Cartomancy is, of course, the art of divination by cards. When most people think of cartomancy, they picture tarot cards, or perhaps Lenormand or playing card divination. However, technically, any card deck falls under that heading. I’ve been spending a lot of time picking at the art of cartomancy lately, as I work on my own divination deck.
I don’t think I’d be able to work on the deck I’m building now, though, if I hadn’t spent considerable time in college learning a system of divination I refer to as Calvincard (in the tradition of Calvinball, of course.) The principles behind Calvincard are simple: you use what you have to hand, you never read the same way twice, and you make the rules up as you go.
At the time I was working in a gaming store, and so a wide variety of cards from a wide variety of CCGs passed through my possession. I’m pretty sure it was several years before I even read with the same deck twice, though I have fewer cards pass through my hands now and the deck I still occasionally pull out hasn’t changed in a while. If you had a bunch of divination cards like tarot, or even collectible trading cards, you could just as easily use them for Calvincard. The rules still hold, though.
I never (knowingly) repeat a layout when doing a Calvincard reading. The cards, their locations and the meanings of those locations are determined by the reading itself. I announce what each card is before I pull it. Then I interpret each card based on the location in the reading, the symbolism of the card, the game mechanic, or something else altogether.
It worked surprisingly well, but it’s a serious exercise in learning how to tell what cards mean, not just memorizing a book.
How do you build your own cartomancy deck? It’s a process that largely consists of intuition. Calvincard taught me to listen to the meanings of cards in context, which has been invaluable in learning to read properly with my new deck.
The Lost the Sky deck has been an ongoing process of refining the deck – I acquired a variety of cards that were symbolically relevant to the story, and read to see which were useful when they came up in readings. And kept reading. And kept reading.
Feedback was invaluable through the whole process – knowing which cards produce meaningful results for the people I’m reading for let me know which cards worked and which didn’t. By cycling through them, I’ve ended up with a deck full of cards that produce reliable meaning.

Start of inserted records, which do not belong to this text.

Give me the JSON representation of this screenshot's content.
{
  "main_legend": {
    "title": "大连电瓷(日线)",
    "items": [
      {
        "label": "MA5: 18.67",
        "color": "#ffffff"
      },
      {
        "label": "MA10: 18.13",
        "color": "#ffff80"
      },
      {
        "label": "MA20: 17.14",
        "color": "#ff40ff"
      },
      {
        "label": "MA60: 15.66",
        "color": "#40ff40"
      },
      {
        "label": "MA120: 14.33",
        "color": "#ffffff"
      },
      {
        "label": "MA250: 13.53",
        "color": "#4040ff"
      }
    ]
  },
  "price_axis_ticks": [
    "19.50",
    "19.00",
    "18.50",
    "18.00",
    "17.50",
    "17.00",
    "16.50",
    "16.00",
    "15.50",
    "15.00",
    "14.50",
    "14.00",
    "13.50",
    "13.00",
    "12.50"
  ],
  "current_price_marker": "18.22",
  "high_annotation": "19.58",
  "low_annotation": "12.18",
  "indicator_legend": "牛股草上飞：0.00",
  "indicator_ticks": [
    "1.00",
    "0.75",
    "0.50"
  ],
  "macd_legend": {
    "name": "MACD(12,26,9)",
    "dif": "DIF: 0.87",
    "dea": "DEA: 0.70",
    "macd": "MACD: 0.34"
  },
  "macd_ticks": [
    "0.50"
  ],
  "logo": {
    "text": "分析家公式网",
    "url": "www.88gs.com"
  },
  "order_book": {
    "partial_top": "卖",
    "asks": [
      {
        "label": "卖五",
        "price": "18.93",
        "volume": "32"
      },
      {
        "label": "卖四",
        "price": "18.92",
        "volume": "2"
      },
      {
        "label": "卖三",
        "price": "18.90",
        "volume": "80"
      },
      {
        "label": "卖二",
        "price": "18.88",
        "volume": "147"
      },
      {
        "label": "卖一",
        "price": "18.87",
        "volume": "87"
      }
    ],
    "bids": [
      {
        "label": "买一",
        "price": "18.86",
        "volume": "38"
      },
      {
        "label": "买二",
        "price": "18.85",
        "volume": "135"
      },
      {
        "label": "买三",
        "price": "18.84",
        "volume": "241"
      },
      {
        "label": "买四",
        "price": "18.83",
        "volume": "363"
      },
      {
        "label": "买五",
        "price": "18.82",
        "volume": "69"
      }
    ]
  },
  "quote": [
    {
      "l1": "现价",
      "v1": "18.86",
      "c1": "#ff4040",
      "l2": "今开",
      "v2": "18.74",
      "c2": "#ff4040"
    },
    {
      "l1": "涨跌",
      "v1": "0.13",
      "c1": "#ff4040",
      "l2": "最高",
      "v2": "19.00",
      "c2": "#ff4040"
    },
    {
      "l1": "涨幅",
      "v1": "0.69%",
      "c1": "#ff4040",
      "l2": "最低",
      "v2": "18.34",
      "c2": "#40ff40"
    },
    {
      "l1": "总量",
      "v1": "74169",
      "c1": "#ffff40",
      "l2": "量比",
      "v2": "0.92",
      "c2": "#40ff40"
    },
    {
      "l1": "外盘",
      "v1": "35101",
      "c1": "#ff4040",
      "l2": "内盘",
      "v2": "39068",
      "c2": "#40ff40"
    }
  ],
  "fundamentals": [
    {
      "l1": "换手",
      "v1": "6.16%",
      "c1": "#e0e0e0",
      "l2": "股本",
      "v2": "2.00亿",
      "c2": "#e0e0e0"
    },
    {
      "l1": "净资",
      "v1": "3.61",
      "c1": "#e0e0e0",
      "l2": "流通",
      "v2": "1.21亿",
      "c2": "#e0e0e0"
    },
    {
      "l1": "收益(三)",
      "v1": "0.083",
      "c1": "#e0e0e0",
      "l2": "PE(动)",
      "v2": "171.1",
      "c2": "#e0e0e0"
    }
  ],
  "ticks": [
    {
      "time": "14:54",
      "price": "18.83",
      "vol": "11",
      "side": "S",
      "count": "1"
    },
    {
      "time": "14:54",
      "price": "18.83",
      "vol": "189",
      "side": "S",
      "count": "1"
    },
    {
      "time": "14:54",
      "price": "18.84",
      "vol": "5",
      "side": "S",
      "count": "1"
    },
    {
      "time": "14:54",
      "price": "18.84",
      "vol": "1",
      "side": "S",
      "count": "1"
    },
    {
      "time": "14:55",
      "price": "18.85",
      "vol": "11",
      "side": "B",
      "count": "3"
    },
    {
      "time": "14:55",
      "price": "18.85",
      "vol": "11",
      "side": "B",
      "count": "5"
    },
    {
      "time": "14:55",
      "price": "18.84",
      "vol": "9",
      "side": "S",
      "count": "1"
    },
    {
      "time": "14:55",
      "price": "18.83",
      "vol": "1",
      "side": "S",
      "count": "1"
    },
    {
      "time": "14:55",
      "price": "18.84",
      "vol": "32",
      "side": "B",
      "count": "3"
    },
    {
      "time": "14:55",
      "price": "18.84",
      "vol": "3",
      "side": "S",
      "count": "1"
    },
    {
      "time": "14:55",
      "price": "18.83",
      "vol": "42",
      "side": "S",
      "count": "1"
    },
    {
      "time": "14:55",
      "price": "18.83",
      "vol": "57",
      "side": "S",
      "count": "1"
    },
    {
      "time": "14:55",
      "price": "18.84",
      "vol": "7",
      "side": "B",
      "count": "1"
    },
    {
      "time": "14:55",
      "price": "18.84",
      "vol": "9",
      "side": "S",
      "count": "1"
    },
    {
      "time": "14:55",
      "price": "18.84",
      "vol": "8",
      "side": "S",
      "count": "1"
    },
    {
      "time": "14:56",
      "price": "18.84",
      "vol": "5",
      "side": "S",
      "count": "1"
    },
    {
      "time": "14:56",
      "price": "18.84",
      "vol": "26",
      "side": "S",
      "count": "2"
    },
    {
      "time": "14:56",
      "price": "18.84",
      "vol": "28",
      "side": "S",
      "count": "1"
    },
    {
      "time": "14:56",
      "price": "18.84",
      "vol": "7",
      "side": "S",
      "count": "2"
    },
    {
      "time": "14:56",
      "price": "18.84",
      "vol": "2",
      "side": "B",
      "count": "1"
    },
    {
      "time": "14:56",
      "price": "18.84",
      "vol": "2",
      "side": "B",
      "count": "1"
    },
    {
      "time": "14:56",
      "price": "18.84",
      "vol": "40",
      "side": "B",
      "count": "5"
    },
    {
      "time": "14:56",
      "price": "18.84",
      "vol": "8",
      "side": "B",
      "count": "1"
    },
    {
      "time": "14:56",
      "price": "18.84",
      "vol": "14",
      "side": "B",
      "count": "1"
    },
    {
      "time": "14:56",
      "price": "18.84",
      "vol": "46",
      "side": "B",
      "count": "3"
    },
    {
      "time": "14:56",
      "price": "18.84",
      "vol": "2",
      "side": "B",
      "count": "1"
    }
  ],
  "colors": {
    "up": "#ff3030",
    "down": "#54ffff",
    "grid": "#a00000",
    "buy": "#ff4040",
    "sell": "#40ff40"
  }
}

While intuition is not the only skill necessary for good cartomancy, it’s a necessary one if you’re trying to move away from decks that come with instruction books. If you’re trying to get away from reading cards in a mechanical, memorized manner, you may find that a few rounds of Calvincard will help you get your head back together.